I know that I am juvenile. I know this because I sniggered when I first heard the name of this town. But Lacock is no dirty joke. The village, which is pronounced 'lay-cock', is located in Wiltshire. And it is utterly charming. This may seem like a random place to write about, but this is where Husband and I spent this morning visiting.
Husband and I have been in Bath for the past couple of days, and when we checked out of our B&B this morning, we were advised to visit picturesque Lacock. The village dates back to the 13th century, and looks like it has been frozen in time, except for the cars. If Lacock looks familiar, it is because it is often used in period dramas, including Remains of the Day, Downton Abbey, and 1995's Pride & Prejudice (it was the village of Meryton!). Lacock Abbey was featured in a couple of the Harry Potter films, which makes it even more popular as a tourist destination.
We watch a lot of kids' movies. Sometimes they are funny, and sometimes I find myself bored out of my mind. Last month, my family and I were invited to watch Sing at the Odeon in Leicester Square. And to be honest, I did not have high expectations.

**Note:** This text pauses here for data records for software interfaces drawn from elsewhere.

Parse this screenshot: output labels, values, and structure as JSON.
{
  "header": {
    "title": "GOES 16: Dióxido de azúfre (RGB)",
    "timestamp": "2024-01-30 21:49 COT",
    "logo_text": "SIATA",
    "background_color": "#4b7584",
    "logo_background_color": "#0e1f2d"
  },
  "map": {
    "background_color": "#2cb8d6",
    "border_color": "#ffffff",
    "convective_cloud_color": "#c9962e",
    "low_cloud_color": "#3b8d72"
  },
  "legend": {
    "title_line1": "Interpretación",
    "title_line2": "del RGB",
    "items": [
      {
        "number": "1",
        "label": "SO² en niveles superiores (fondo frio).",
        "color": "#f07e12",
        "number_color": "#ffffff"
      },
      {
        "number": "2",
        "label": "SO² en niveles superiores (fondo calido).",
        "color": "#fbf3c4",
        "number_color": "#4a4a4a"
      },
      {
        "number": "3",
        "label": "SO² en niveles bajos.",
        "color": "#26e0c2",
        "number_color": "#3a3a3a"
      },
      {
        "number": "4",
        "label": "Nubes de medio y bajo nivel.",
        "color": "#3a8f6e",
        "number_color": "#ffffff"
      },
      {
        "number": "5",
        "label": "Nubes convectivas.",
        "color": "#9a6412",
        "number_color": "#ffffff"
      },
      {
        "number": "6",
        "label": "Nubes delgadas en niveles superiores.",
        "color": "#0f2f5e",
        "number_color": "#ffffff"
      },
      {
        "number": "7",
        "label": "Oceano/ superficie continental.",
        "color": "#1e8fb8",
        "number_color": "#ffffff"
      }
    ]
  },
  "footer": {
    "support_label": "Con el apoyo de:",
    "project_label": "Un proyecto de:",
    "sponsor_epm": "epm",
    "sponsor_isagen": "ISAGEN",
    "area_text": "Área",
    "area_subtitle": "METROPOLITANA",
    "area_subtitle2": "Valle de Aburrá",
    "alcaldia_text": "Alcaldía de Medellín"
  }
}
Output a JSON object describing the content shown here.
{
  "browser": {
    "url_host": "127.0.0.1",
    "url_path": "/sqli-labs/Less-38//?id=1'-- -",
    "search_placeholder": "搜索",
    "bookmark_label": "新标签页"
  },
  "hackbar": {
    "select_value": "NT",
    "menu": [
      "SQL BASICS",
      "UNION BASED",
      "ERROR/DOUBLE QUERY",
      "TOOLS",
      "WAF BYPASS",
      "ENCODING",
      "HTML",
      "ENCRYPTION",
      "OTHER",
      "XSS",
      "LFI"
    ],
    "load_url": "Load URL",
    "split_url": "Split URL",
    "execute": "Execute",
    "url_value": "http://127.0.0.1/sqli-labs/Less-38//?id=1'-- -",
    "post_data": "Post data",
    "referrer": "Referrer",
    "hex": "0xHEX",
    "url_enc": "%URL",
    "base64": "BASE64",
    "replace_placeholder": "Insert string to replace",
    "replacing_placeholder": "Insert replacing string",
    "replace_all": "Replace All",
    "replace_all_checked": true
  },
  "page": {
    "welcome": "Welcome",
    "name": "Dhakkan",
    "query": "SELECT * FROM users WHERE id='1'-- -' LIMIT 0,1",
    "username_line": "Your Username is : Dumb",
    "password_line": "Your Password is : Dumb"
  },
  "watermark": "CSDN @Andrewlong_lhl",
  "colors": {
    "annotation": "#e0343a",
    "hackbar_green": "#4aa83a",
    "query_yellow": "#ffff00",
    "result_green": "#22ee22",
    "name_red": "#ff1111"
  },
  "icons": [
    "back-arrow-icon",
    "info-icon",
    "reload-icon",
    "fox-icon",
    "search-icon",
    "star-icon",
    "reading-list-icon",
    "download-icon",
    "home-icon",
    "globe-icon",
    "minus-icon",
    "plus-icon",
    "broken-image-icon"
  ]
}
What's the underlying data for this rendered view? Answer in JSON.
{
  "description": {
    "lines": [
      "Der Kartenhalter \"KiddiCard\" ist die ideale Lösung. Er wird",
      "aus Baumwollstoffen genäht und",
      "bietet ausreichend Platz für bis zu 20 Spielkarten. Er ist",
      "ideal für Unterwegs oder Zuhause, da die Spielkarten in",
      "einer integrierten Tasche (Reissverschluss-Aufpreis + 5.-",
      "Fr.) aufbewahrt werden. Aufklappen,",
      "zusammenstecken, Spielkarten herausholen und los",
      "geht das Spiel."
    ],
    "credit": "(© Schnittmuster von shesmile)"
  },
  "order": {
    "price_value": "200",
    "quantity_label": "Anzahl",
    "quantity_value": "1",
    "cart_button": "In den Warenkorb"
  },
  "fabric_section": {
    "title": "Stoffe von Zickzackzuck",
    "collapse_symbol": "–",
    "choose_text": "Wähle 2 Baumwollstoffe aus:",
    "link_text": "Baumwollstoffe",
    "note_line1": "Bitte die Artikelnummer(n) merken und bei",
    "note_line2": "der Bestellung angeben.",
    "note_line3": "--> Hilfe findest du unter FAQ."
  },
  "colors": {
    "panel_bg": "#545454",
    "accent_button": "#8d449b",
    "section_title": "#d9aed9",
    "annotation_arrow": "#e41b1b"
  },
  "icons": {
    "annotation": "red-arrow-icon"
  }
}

I thought it might be one of those films that showed the best bits during the trailer/advert, and then the actually movie would be a bit boring. But I am happy to say that I was mistaken.
Sing is a pleasant surprise. There is a strong plot (I don't want to give too much away but it does involve a talent show). The main characters are complex and lovable. There were plenty of laughs, but there were also some sweet moments. And the music is superb. Dubz spent a lot of the film dancing around on his chair. He even got up at one point to boogie. It was beyond cute.
Let me start off by saying that I have wanted to watch a Cirque Du Soleil show for years. But Husband always refused to go saying they were probably overrated. Last week, I was invited to the opening of Amaluna at the Royal Albert Hall and I got to finally see for myself, if the Cirque Du Soleil hype was worth it.
I won't leave you in suspense. I loved the show. I went with one of my mummy friends, who had also never see a Cirque show. And we were wowed. I wasn't actually sure what to expect. I knew there were acrobatics, but I thought it would just be one act after the other. In fact, it is the story of a mother and daughter (Miranda) who have been exiled to an island. A boat crashes and some castaways wash ashore, including Romeo who falls in love with Miranda. The couple's relationship is at first thwarted, but luckily there is a happy ending.
I would normally stay home on a foggy day (if there isn't any school or work). I mean, how can anyone have outdoor fun when you can barely see your hand in front of your face?! But I spent all of December feeling poorly, and spent an entire week in bed at Christmas. So on New Year's Eve Eve, I took the kids to Richmond Park. I was feeling guilty for not taking Moozles and Dubz out for fun holiday outings, plus I was desperate for some fresh air.
Regular readers will know that I take weekly walks in Richmond Park, so I am quite familiar with it. But it was so foggy that day that I took a wrong path and we ended up somewhere new. But there was no need to worry as we discovered an amazing tree trunk and a hollowed out tree. The kids had so much fun climbing around. And I didn't have to worry about us walking into a deer.
One of the best things about Christmas is the festive days out. Everywhere you go, there are twinkly nights, big Christmas trees and general sparkliness. The week before Christmas, we went to the ice rink at the Natural History Museum for some of those holiday sparkles. If you've ever been to London, then no doubt that you've visited the Natural History Museum. It is iconic. Besides the great exhibitions, it is just the most beautiful building. So you can imagine that an ice rink next to it feels incredibly London-y (for the purpose of this post, we are pretending that this is an actual word).